Exercise requirements:
Show each line from the records below in which the word "Application" occurs.

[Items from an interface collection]
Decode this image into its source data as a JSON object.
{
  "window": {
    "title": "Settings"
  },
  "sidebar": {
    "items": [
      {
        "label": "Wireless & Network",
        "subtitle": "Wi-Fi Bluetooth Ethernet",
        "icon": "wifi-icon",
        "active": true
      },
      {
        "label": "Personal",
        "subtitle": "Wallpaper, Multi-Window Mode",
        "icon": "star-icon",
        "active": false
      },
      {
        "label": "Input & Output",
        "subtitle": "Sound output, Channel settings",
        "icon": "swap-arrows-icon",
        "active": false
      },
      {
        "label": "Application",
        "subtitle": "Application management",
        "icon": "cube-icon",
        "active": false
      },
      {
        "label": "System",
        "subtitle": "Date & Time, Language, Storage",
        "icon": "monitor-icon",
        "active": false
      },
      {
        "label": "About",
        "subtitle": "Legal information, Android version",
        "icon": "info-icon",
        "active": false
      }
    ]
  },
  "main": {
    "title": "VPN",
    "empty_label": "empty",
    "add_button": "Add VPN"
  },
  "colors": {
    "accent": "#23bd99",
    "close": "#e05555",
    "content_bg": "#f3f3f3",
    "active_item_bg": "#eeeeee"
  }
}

Result:
        "label": "Application",
        "subtitle": "Application management",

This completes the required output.